Transdermal Opioids

Indications for use

  • Patients have an opioid responsive pain
  • Pain control is stable, ie. not requiring multiple PRN opioid doses
  • Where the patient is unable to tolerate morphine, and/or unable to take oral medication, e.g. dysphagia, vomiting
  • Where drug compliance needs to be improved

Transdermal patches are NOT suitable for acute pain, or where rapid dose titration is required  because of the time taken for the drug to reach the systemic circulation (hours) and steady state (days).

When removing the patch, significant plasma concentrations may exist for ≤24h because of the reservoir of drug within the skin.

When using transdermal opioid patches


  • If the patient has not had strong opioids previously
  • With poor adherence of patches, e.g. patient with sweats or when applied to the chest wall of patients who are cachectic
  • Rate of absorption is affected by changes in both ambient and skin temperatures making doses unpredictable, for example;
      • Febrile patients, or patients with night sweats, should be monitored carefully for signs of opiate overdose
      • Patients should avoid saunas and sunbathing/tanning beds
      • Heat packs/hot water bottles should never be applied over the patch site
      • Heatwaves/holidays in hot climates can affect the patch. Counsel the patient to ensure the patch is not exposed to direct sunlight and they are aware of the signs and symptoms of opioid toxicity
  • For MRI scans;
      • Patches may contain metal, and/or be affected by heat generated during MRI scans. As MRI scan can increase body temperature due to changing magnetic fields during scanning and potentially alter drug release and/or absorption
      • Patches should be removed immediately before scans, and a new patch should be applied after the scan
  • During the dying phase – seek specialist palliative care advice

General notes

  • Patches come in two different formulations, reservoir and matrix
  • Prescribe transdermal opioid patches by their brand names.
    Different brands have different formulations. 
    Where possible,
    patients should continue the same preparation type and brand to
    maintain analgesic effect;
      • Matrix formulations contain the drug evenly distributed throughout the matrix; release of the drug from the matrix is controlled by the property of the matrix
      • Reservoir formulations contain the drug within a reservoir, and the rate of release of drug is controlled by a rate limiting membrane. Prescribing patches by brand name or specifying ‘matrix’ or ‘reservoir’ avoids confusion
  • The rate of absorption is affected by increases in ambient temperature and skin temperature; changes in either of these can result in altered drug release and/or absorption, and increase the risk of respiratory depression and even fatal overdose
  • Laxatives may require titration, as both buprenorphine and fentanyl
    are less constipating than oral opioids


  • Patches (particularly reservoir patches) should not be cut
  • Where possible, patches should be replaced at the same time of day
  • Patches should be applied to clean, dry, non-irritated and non-irradiated skin on the arms or trunk (note that patches may not adhere well to the chest wall of cachectic patients)
  • When applying a patch, the date and time of administration should be written on the patch; this is particularly helpful when patients are moving between care settings, or there are multiple people caring for a given patient
  • The patch site should be varied at each patch change to minimise the risk of skin irritation
  • In confused patients, application to the upper back reduces the risk of unintended removal of the patch
  • The patch should be checked at least once daily to ensure it is adherent to the skin.

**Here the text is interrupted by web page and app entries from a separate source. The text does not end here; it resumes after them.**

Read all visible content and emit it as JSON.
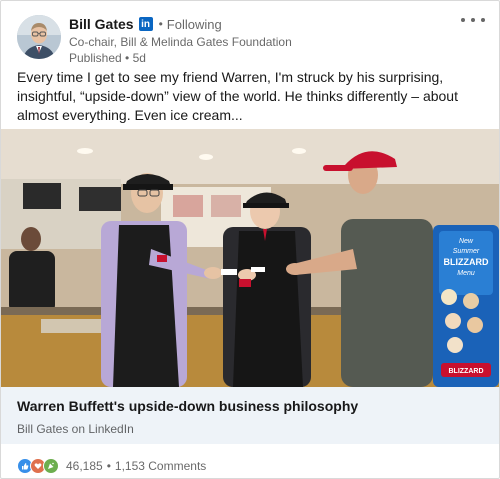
{
  "author": {
    "name": "Bill Gates",
    "linkedin_badge": "in",
    "separator": "•",
    "follow_status": "Following",
    "headline": "Co-chair, Bill & Melinda Gates Foundation",
    "published": "Published • 5d"
  },
  "post": {
    "text": "Every time I get to see my friend Warren, I'm struck by his surprising, insightful, “upside-down” view of the world. He thinks differently – about almost everything. Even ice cream..."
  },
  "media": {
    "sign_lines": [
      "New",
      "Summer",
      "BLIZZARD",
      "Menu",
      "BLIZZARD"
    ]
  },
  "link": {
    "title": "Warren Buffett's upside-down business philosophy",
    "source": "Bill Gates on LinkedIn"
  },
  "social": {
    "reaction_icons": [
      "like-icon",
      "love-icon",
      "celebrate-icon"
    ],
    "reactions_count": "46,185",
    "separator": "•",
    "comments": "1,153 Comments"
  },
  "colors": {
    "linkedin_blue": "#0a66c2",
    "link_bg": "#eef3f8",
    "like": "#378fe9",
    "love": "#df704d",
    "celebrate": "#6dae4f",
    "cap_red": "#c8102e"
  }
}
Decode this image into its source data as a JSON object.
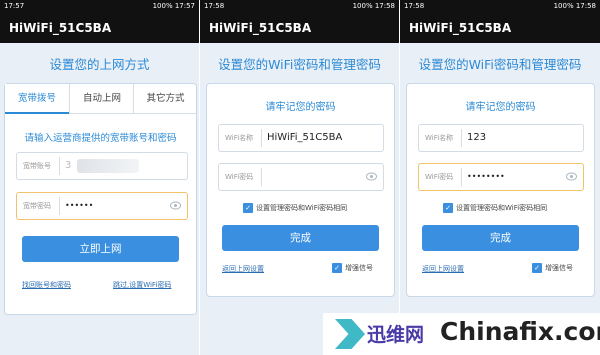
{
  "screens": [
    {
      "status": {
        "time": "17:57",
        "right": "100% 17:57"
      },
      "title": "HiWiFi_51C5BA",
      "heading": "设置您的上网方式",
      "tabs": [
        "宽带拨号",
        "自动上网",
        "其它方式"
      ],
      "active_tab": 0,
      "prompt": "请输入运营商提供的宽带账号和密码",
      "fields": [
        {
          "label": "宽带账号",
          "value": "3"
        },
        {
          "label": "宽带密码",
          "value": "••••••"
        }
      ],
      "button": "立即上网",
      "link_left": "找回账号和密码",
      "link_right": "跳过,设置WiFi密码"
    },
    {
      "status": {
        "time": "17:58",
        "right": "100% 17:58"
      },
      "title": "HiWiFi_51C5BA",
      "heading": "设置您的WiFi密码和管理密码",
      "prompt": "请牢记您的密码",
      "fields": [
        {
          "label": "WiFi名称",
          "value": "HiWiFi_51C5BA"
        },
        {
          "label": "WiFi密码",
          "value": ""
        }
      ],
      "checkbox": "设置管理密码和WiFi密码相同",
      "button": "完成",
      "link_left": "返回上网设置",
      "signal_option": "增强信号"
    },
    {
      "status": {
        "time": "17:58",
        "right": "100% 17:58"
      },
      "title": "HiWiFi_51C5BA",
      "heading": "设置您的WiFi密码和管理密码",
      "prompt": "请牢记您的密码",
      "fields": [
        {
          "label": "WiFi名称",
          "value": "123"
        },
        {
          "label": "WiFi密码",
          "value": "••••••••"
        }
      ],
      "checkbox": "设置管理密码和WiFi密码相同",
      "button": "完成",
      "link_left": "返回上网设置",
      "signal_option": "增强信号"
    }
  ],
  "watermark": {
    "cn": "迅维网",
    "en": "Chinafix.com"
  },
  "colors": {
    "accent": "#3a8fe0",
    "heading": "#2b8ad6",
    "background": "#e9eff6"
  }
}
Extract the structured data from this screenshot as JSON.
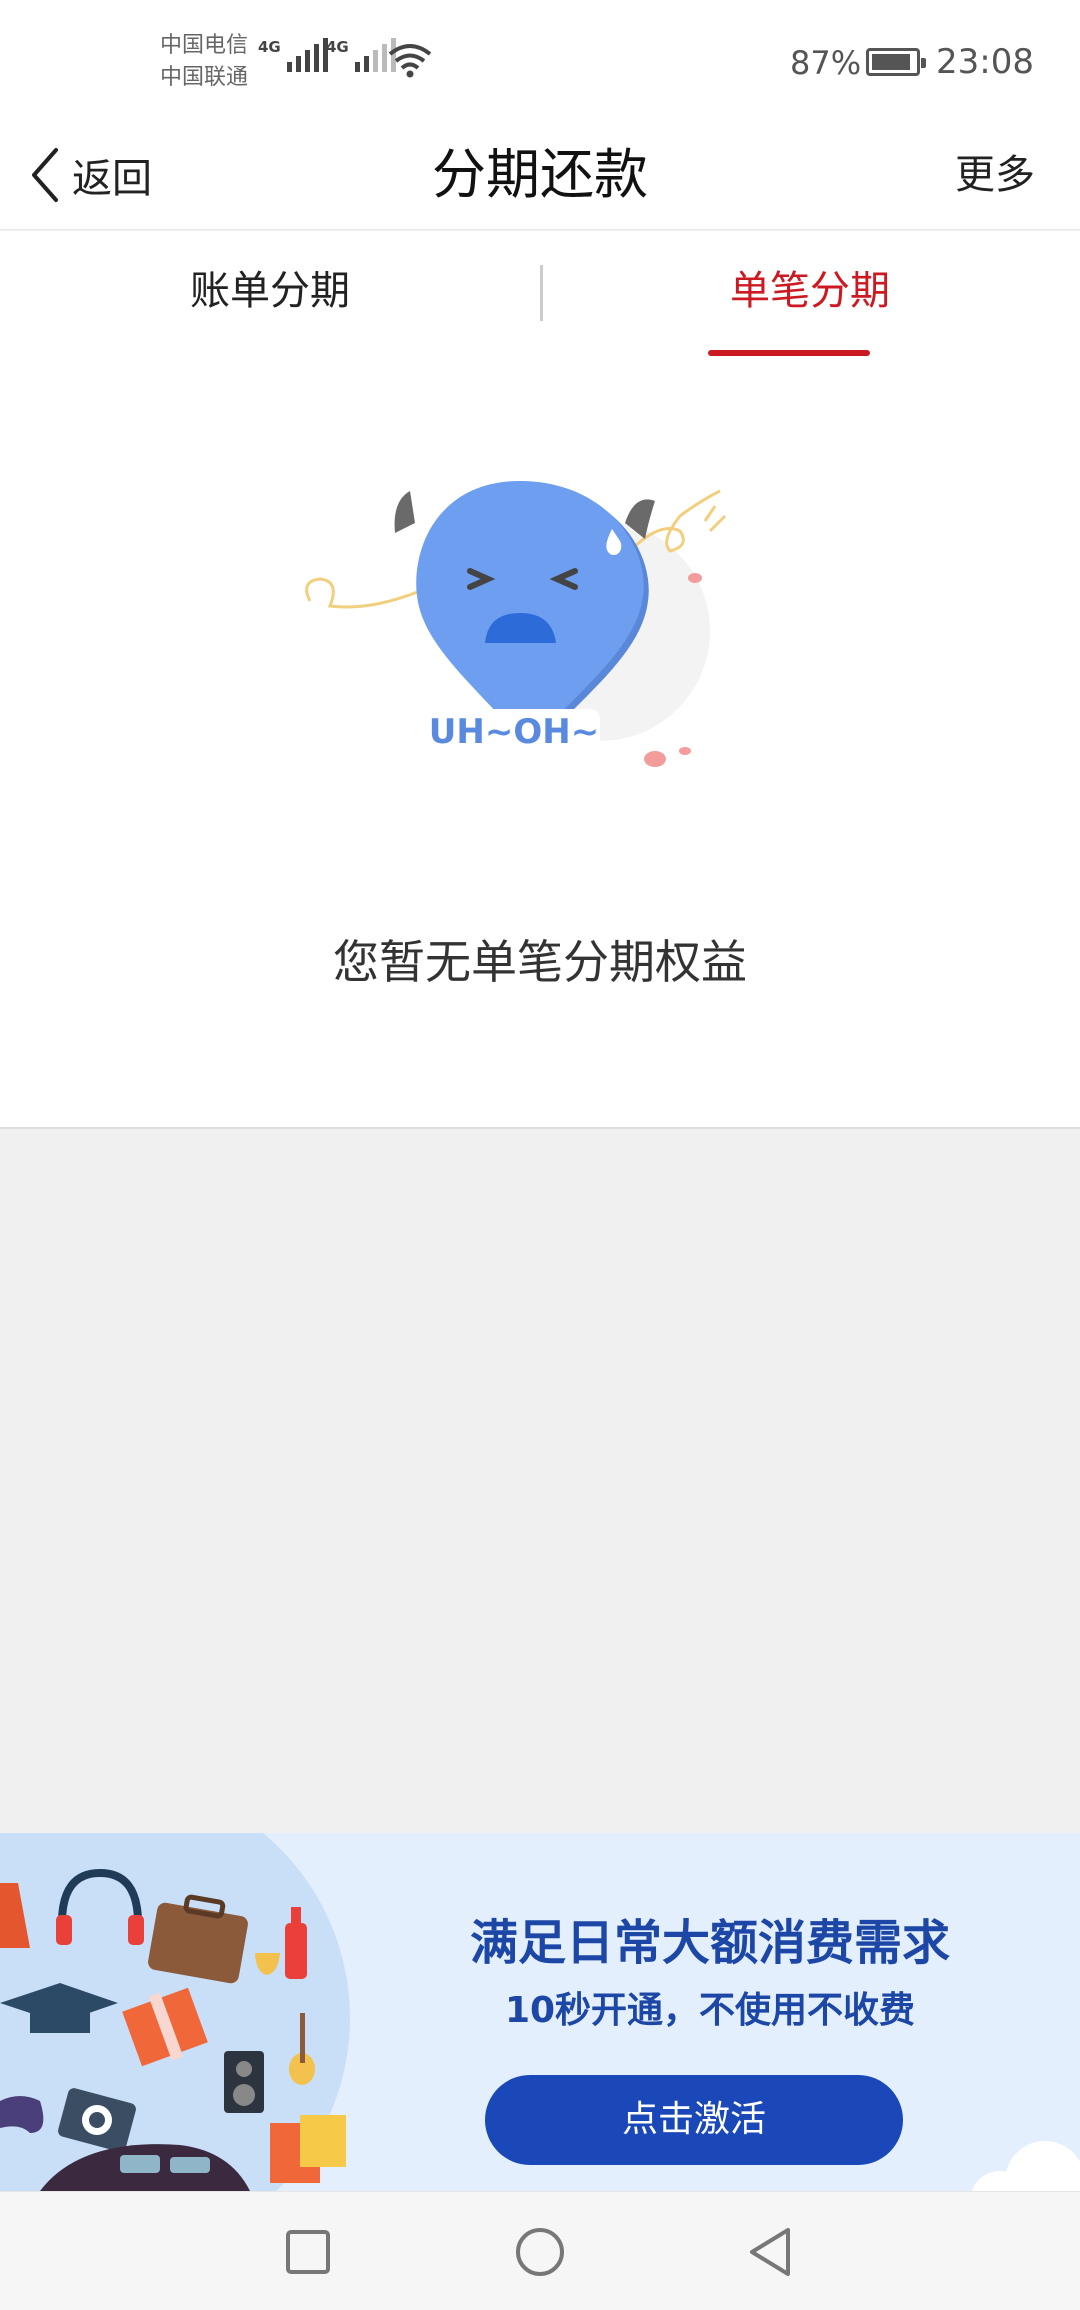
{
  "status_bar": {
    "carrier_1": "中国电信",
    "carrier_2": "中国联通",
    "network_1": "4G",
    "network_2": "4G",
    "battery_percent": "87%",
    "battery_level": 0.87,
    "time": "23:08",
    "icons": [
      "signal-icon",
      "wifi-icon",
      "battery-icon"
    ]
  },
  "navbar": {
    "back_label": "返回",
    "title": "分期还款",
    "more_label": "更多"
  },
  "tabs": [
    {
      "label": "账单分期",
      "active": false
    },
    {
      "label": "单笔分期",
      "active": true
    }
  ],
  "empty_state": {
    "badge_text": "UH~OH~",
    "message": "您暂无单笔分期权益"
  },
  "banner": {
    "title": "满足日常大额消费需求",
    "subtitle": "10秒开通，不使用不收费",
    "button_label": "点击激活"
  },
  "system_nav": {
    "icons": [
      "recents-square-icon",
      "home-circle-icon",
      "back-triangle-icon"
    ]
  },
  "colors": {
    "accent_red": "#cc1a22",
    "banner_blue": "#1c47a6",
    "button_blue": "#1a48b8",
    "mascot_blue": "#6d9ef0"
  }
}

Creases or lifting at the edges will reduce absorption and may lead to suboptimal analgesia
  • Dispose of patches by folding in half, sticky side together, and putting in safe disposal unit e.g. sealed bin, sharps box
  • Patients can shower or swim, but often a vapour-permeable film dressing needs to be placed over the patch to aid adhesion

Use the links below for further information about Transdermal Opioids:


This Guide is intended for use by healthcare professionals and the expectation is that they will use clinical judgement, medical, and nursing knowledge in applying the general principles and recommendations contained within. They are not meant to replace the many available texts on the subject of palliative care.

Some of the management strategies describe the use of drugs outside their licensed indications. They are, however, established and accepted good practice. Please refer to the current BNF for further guidance.

While WMPCPS takes every care to compile accurate information , we cannot guarantee its correctness and completeness and it is subject to change. We do not accept responsibility for any loss, damage or expense resulting from the use of this information.